When a line below contains the string "title", show that line.

[Records excerpted from a collection]
- - - - -

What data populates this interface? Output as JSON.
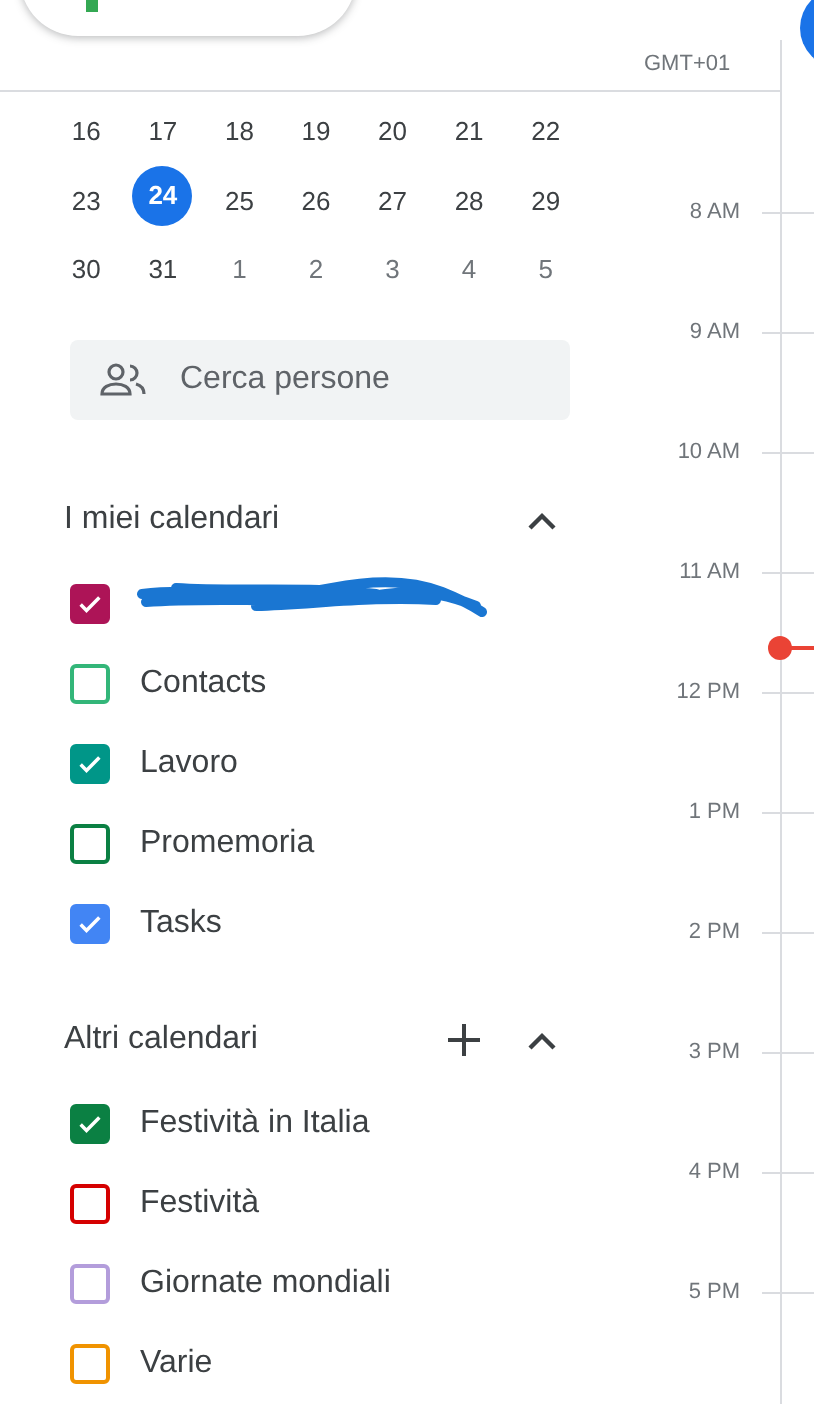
{
  "timezone": "GMT+01",
  "mini_calendar": {
    "weeks": [
      [
        {
          "day": "16",
          "selected": false,
          "muted": false
        },
        {
          "day": "17",
          "selected": false,
          "muted": false
        },
        {
          "day": "18",
          "selected": false,
          "muted": false
        },
        {
          "day": "19",
          "selected": false,
          "muted": false
        },
        {
          "day": "20",
          "selected": false,
          "muted": false
        },
        {
          "day": "21",
          "selected": false,
          "muted": false
        },
        {
          "day": "22",
          "selected": false,
          "muted": false
        }
      ],
      [
        {
          "day": "23",
          "selected": false,
          "muted": false
        },
        {
          "day": "24",
          "selected": true,
          "muted": false
        },
        {
          "day": "25",
          "selected": false,
          "muted": false
        },
        {
          "day": "26",
          "selected": false,
          "muted": false
        },
        {
          "day": "27",
          "selected": false,
          "muted": false
        },
        {
          "day": "28",
          "selected": false,
          "muted": false
        },
        {
          "day": "29",
          "selected": false,
          "muted": false
        }
      ],
      [
        {
          "day": "30",
          "selected": false,
          "muted": false
        },
        {
          "day": "31",
          "selected": false,
          "muted": false
        },
        {
          "day": "1",
          "selected": false,
          "muted": true
        },
        {
          "day": "2",
          "selected": false,
          "muted": true
        },
        {
          "day": "3",
          "selected": false,
          "muted": true
        },
        {
          "day": "4",
          "selected": false,
          "muted": true
        },
        {
          "day": "5",
          "selected": false,
          "muted": true
        }
      ]
    ]
  },
  "people_search": {
    "placeholder": "Cerca persone"
  },
  "calendar_groups": [
    {
      "title": "I miei calendari",
      "expanded": true,
      "can_add": false,
      "items": [
        {
          "kind": "redacted",
          "color": "#ad1457",
          "checked": true
        },
        {
          "kind": "text",
          "label": "Contacts",
          "color": "#33b679",
          "checked": false
        },
        {
          "kind": "text",
          "label": "Lavoro",
          "color": "#009688",
          "checked": true
        },
        {
          "kind": "text",
          "label": "Promemoria",
          "color": "#0b8043",
          "checked": false
        },
        {
          "kind": "text",
          "label": "Tasks",
          "color": "#4285f4",
          "checked": true
        }
      ]
    },
    {
      "title": "Altri calendari",
      "expanded": true,
      "can_add": true,
      "items": [
        {
          "kind": "text",
          "label": "Festività in Italia",
          "color": "#0b8043",
          "checked": true
        },
        {
          "kind": "text",
          "label": "Festività",
          "color": "#d50000",
          "checked": false
        },
        {
          "kind": "text",
          "label": "Giornate mondiali",
          "color": "#b39ddb",
          "checked": false
        },
        {
          "kind": "text",
          "label": "Varie",
          "color": "#f09300",
          "checked": false
        }
      ]
    }
  ],
  "time_labels": [
    "8 AM",
    "9 AM",
    "10 AM",
    "11 AM",
    "12 PM",
    "1 PM",
    "2 PM",
    "3 PM",
    "4 PM",
    "5 PM"
  ]
}
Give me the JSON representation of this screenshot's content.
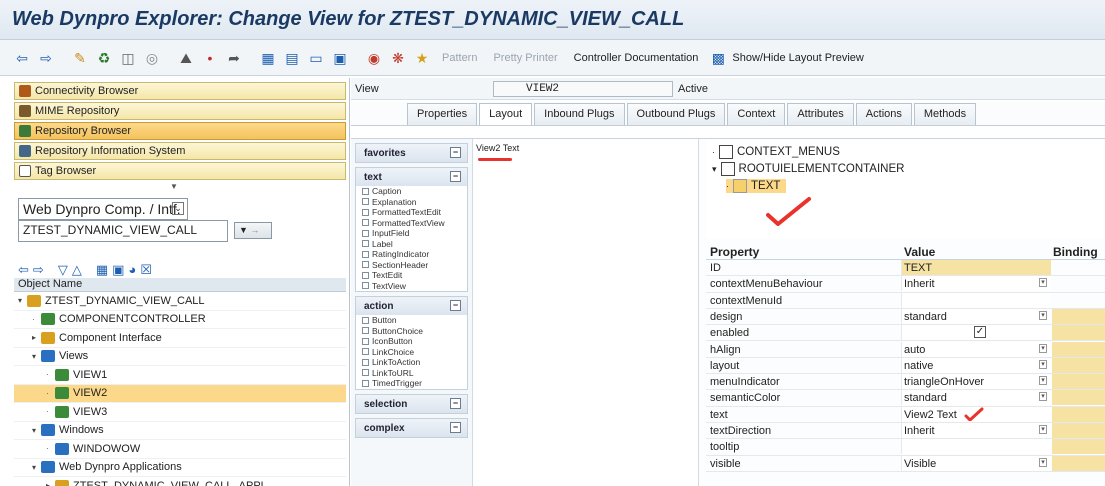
{
  "window": {
    "title": "Web Dynpro Explorer: Change View for ZTEST_DYNAMIC_VIEW_CALL"
  },
  "toolbar": {
    "pattern": "Pattern",
    "pretty_printer": "Pretty Printer",
    "controller_doc": "Controller Documentation",
    "layout_preview": "Show/Hide Layout Preview"
  },
  "nav": {
    "buttons": [
      "Connectivity Browser",
      "MIME Repository",
      "Repository Browser",
      "Repository Information System",
      "Tag Browser"
    ],
    "object_type": "Web Dynpro Comp. / Intf.",
    "object_name": "ZTEST_DYNAMIC_VIEW_CALL",
    "object_header": "Object Name",
    "tree": [
      {
        "label": "ZTEST_DYNAMIC_VIEW_CALL",
        "indent": 0
      },
      {
        "label": "COMPONENTCONTROLLER",
        "indent": 1
      },
      {
        "label": "Component Interface",
        "indent": 1
      },
      {
        "label": "Views",
        "indent": 1
      },
      {
        "label": "VIEW1",
        "indent": 2
      },
      {
        "label": "VIEW2",
        "indent": 2
      },
      {
        "label": "VIEW3",
        "indent": 2
      },
      {
        "label": "Windows",
        "indent": 1
      },
      {
        "label": "WINDOWOW",
        "indent": 2
      },
      {
        "label": "Web Dynpro Applications",
        "indent": 1
      },
      {
        "label": "ZTEST_DYNAMIC_VIEW_CALL_APPL",
        "indent": 2
      }
    ]
  },
  "view": {
    "label": "View",
    "name": "VIEW2",
    "status": "Active"
  },
  "tabs": [
    "Properties",
    "Layout",
    "Inbound Plugs",
    "Outbound Plugs",
    "Context",
    "Attributes",
    "Actions",
    "Methods"
  ],
  "palette": {
    "favorites": "favorites",
    "text": {
      "title": "text",
      "items": [
        "Caption",
        "Explanation",
        "FormattedTextEdit",
        "FormattedTextView",
        "InputField",
        "Label",
        "RatingIndicator",
        "SectionHeader",
        "TextEdit",
        "TextView"
      ]
    },
    "action": {
      "title": "action",
      "items": [
        "Button",
        "ButtonChoice",
        "IconButton",
        "LinkChoice",
        "LinkToAction",
        "LinkToURL",
        "TimedTrigger"
      ]
    },
    "selection": "selection",
    "complex": "complex"
  },
  "canvas": {
    "text": "View2 Text"
  },
  "ui_tree": [
    "CONTEXT_MENUS",
    "ROOTUIELEMENTCONTAINER",
    "TEXT"
  ],
  "props": {
    "headers": [
      "Property",
      "Value",
      "Binding"
    ],
    "rows": [
      {
        "p": "ID",
        "v": "TEXT"
      },
      {
        "p": "contextMenuBehaviour",
        "v": "Inherit"
      },
      {
        "p": "contextMenuId",
        "v": ""
      },
      {
        "p": "design",
        "v": "standard"
      },
      {
        "p": "enabled",
        "v": ""
      },
      {
        "p": "hAlign",
        "v": "auto"
      },
      {
        "p": "layout",
        "v": "native"
      },
      {
        "p": "menuIndicator",
        "v": "triangleOnHover"
      },
      {
        "p": "semanticColor",
        "v": "standard"
      },
      {
        "p": "text",
        "v": "View2 Text"
      },
      {
        "p": "textDirection",
        "v": "Inherit"
      },
      {
        "p": "tooltip",
        "v": ""
      },
      {
        "p": "visible",
        "v": "Visible"
      }
    ]
  }
}
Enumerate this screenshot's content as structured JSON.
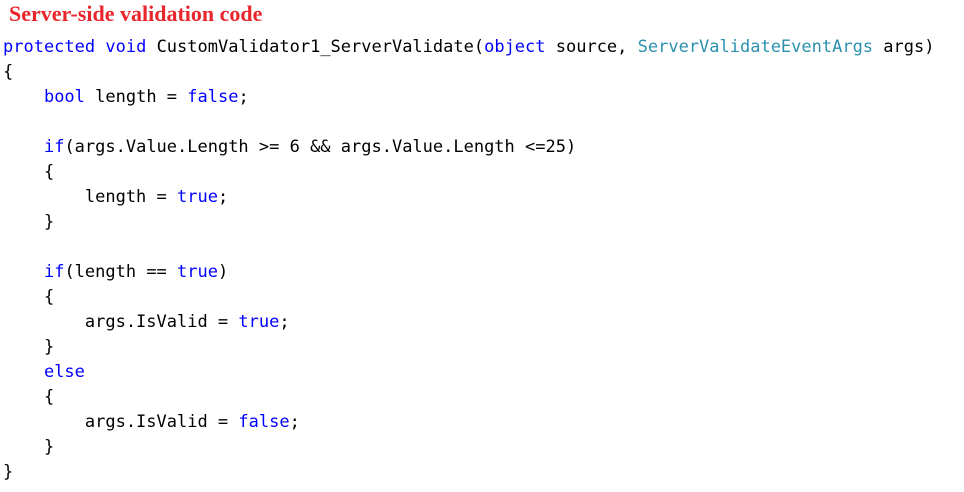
{
  "heading": "Server-side validation code",
  "colors": {
    "heading": "#e8262b",
    "keyword": "#0000ff",
    "type": "#2b91af",
    "plain": "#000000",
    "background": "#ffffff"
  },
  "code_lines": [
    [
      {
        "text": "protected",
        "kind": "kw"
      },
      {
        "text": " ",
        "kind": "plain"
      },
      {
        "text": "void",
        "kind": "kw"
      },
      {
        "text": " CustomValidator1_ServerValidate(",
        "kind": "plain"
      },
      {
        "text": "object",
        "kind": "kw"
      },
      {
        "text": " source, ",
        "kind": "plain"
      },
      {
        "text": "ServerValidateEventArgs",
        "kind": "type"
      },
      {
        "text": " args)",
        "kind": "plain"
      }
    ],
    [
      {
        "text": "{",
        "kind": "plain"
      }
    ],
    [
      {
        "text": "    ",
        "kind": "plain"
      },
      {
        "text": "bool",
        "kind": "kw"
      },
      {
        "text": " length = ",
        "kind": "plain"
      },
      {
        "text": "false",
        "kind": "kw"
      },
      {
        "text": ";",
        "kind": "plain"
      }
    ],
    [],
    [
      {
        "text": "    ",
        "kind": "plain"
      },
      {
        "text": "if",
        "kind": "kw"
      },
      {
        "text": "(args.Value.Length >= 6 && args.Value.Length <=25)",
        "kind": "plain"
      }
    ],
    [
      {
        "text": "    {",
        "kind": "plain"
      }
    ],
    [
      {
        "text": "        length = ",
        "kind": "plain"
      },
      {
        "text": "true",
        "kind": "kw"
      },
      {
        "text": ";",
        "kind": "plain"
      }
    ],
    [
      {
        "text": "    }",
        "kind": "plain"
      }
    ],
    [],
    [
      {
        "text": "    ",
        "kind": "plain"
      },
      {
        "text": "if",
        "kind": "kw"
      },
      {
        "text": "(length == ",
        "kind": "plain"
      },
      {
        "text": "true",
        "kind": "kw"
      },
      {
        "text": ")",
        "kind": "plain"
      }
    ],
    [
      {
        "text": "    {",
        "kind": "plain"
      }
    ],
    [
      {
        "text": "        args.IsValid = ",
        "kind": "plain"
      },
      {
        "text": "true",
        "kind": "kw"
      },
      {
        "text": ";",
        "kind": "plain"
      }
    ],
    [
      {
        "text": "    }",
        "kind": "plain"
      }
    ],
    [
      {
        "text": "    ",
        "kind": "plain"
      },
      {
        "text": "else",
        "kind": "kw"
      }
    ],
    [
      {
        "text": "    {",
        "kind": "plain"
      }
    ],
    [
      {
        "text": "        args.IsValid = ",
        "kind": "plain"
      },
      {
        "text": "false",
        "kind": "kw"
      },
      {
        "text": ";",
        "kind": "plain"
      }
    ],
    [
      {
        "text": "    }",
        "kind": "plain"
      }
    ],
    [
      {
        "text": "}",
        "kind": "plain"
      }
    ]
  ]
}
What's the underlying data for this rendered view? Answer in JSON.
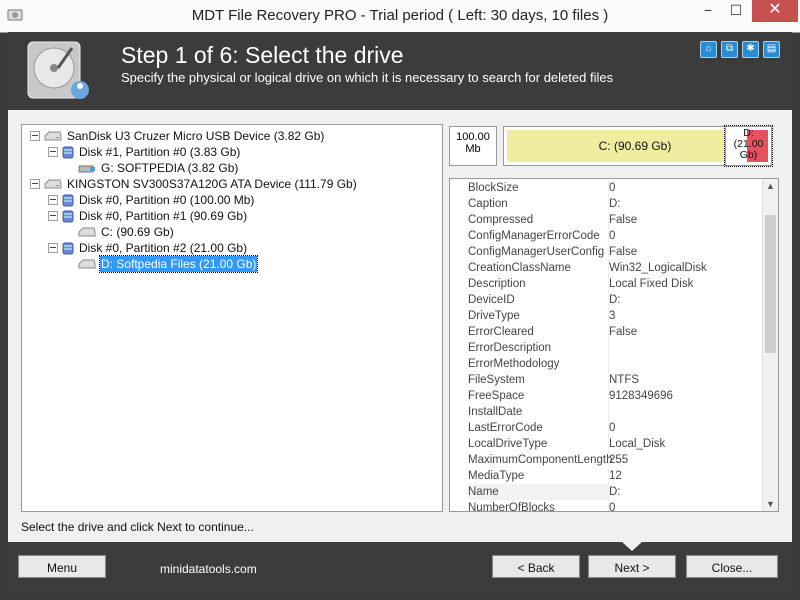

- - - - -

__Response to this task__
      "title": "I miei calendari",
      "title": "Altri calendari",
    "title": "Web Dynpro Explorer: Change View for ZTEST_DYNAMIC_VIEW_CALL"
      "title": "text",
      "title": "action",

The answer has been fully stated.